A Review of: A Statement of the Claims of Charles F. Jackson, M.D., to the Discovery of the Applicability of Sulphuric Ether to the Prevention of Pain in Surgical Operations.  By Martin Gay, M.D.  Boston: David Clapp.  1847.  8vo.  pp. 29 and xviii.

Taken from Brownson's Quarterly Review, October 1847.

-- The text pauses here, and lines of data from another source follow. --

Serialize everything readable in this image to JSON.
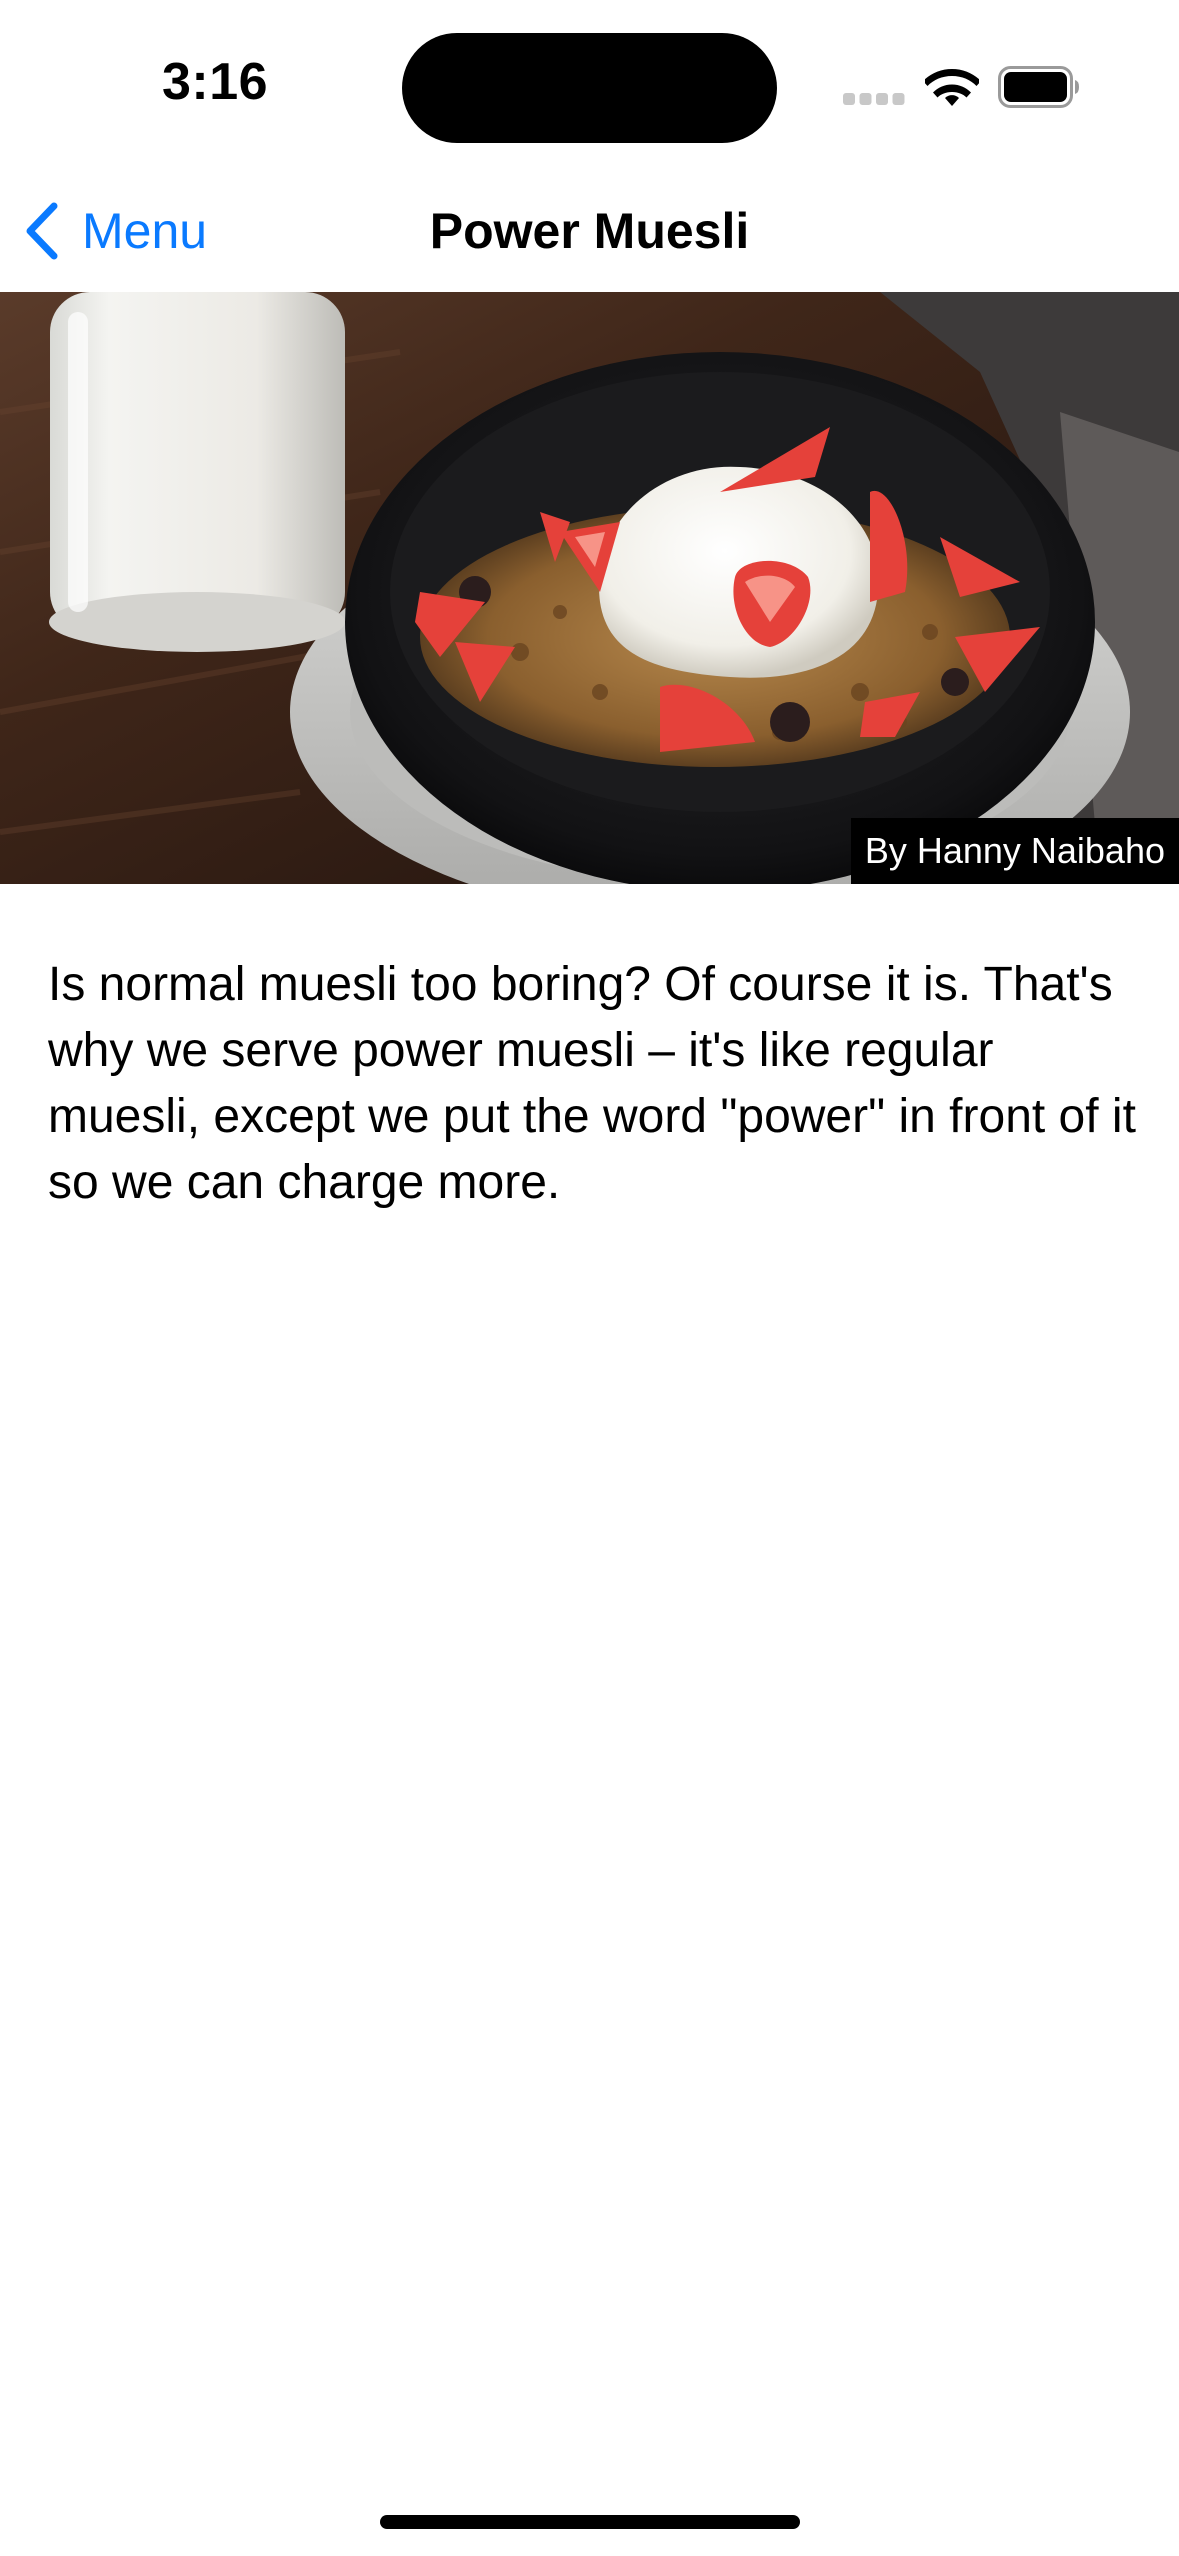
{
  "status_bar": {
    "time": "3:16",
    "icons": [
      "signal-icon",
      "wifi-icon",
      "battery-icon"
    ]
  },
  "nav": {
    "back_label": "Menu",
    "title": "Power Muesli",
    "accent_color": "#0a7aff"
  },
  "hero": {
    "image": "muesli-bowl-with-yogurt-strawberries-and-milk",
    "credit": "By Hanny Naibaho"
  },
  "description": "Is normal muesli too boring? Of course it is. That's why we serve power muesli – it's like regular muesli, except we put the word \"power\" in front of it so we can charge more."
}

So far as we can judge, this pamphlet fully vindicates the claim of Dr. Jackson to the discovery of the applicability of sulphuric ether to the prevention of pain in surgical operations.  Dr. Jackson is an honorable man, and utterly incapable of claiming such discovery, if he is not entitled to it.  The statement made by Dr. Gay, and the testimony he introduces, are perfectly conclusive, and set the matter at rest.  There is only one point on which there is any room for regret.  Dr. Jackson was wrong, and he admits it, in suffering his name to appear with that of Dr. Morton, as an applicant for a patent.  We believe him, when he says it was not for the sake of pecuniary profit, but to prevent Dr. Morton from robbing him of the whole honor of the discovery; but he should not have yielded.  A similar statement to the one now published would, at any time, have vindicated his claim before the public.  Such a discovery should not have been patented; and if Dr. Morton was unwilling the afflicted should be relieved without putting money into his, Morton's, pocket, he should have suffered him to enjoy alone the honor of such meanness and inhumanity.  We know nothing of Dr. Morton but the fact of his wishing to keep the discovery a secret, and secure to himself the monopoly of it; and that is all we wish to know of him.  Of the value of the discovery itself there can, we think, be little doubt.  Its being patented made us, we own, distrust it; but the testimony to its efficacy is so ample, and from such reliable sources, that the question really appears to us no longer debatable; and in its discovery, unless something should appear, not now apprehensible, we must believe Dr. Jackson has proved himself a real benefactor of the afflicted.  The public cannot fail, ultimately, to regard him as such; and Dr. Morton's claims will also, we trust, be treated as they deserve.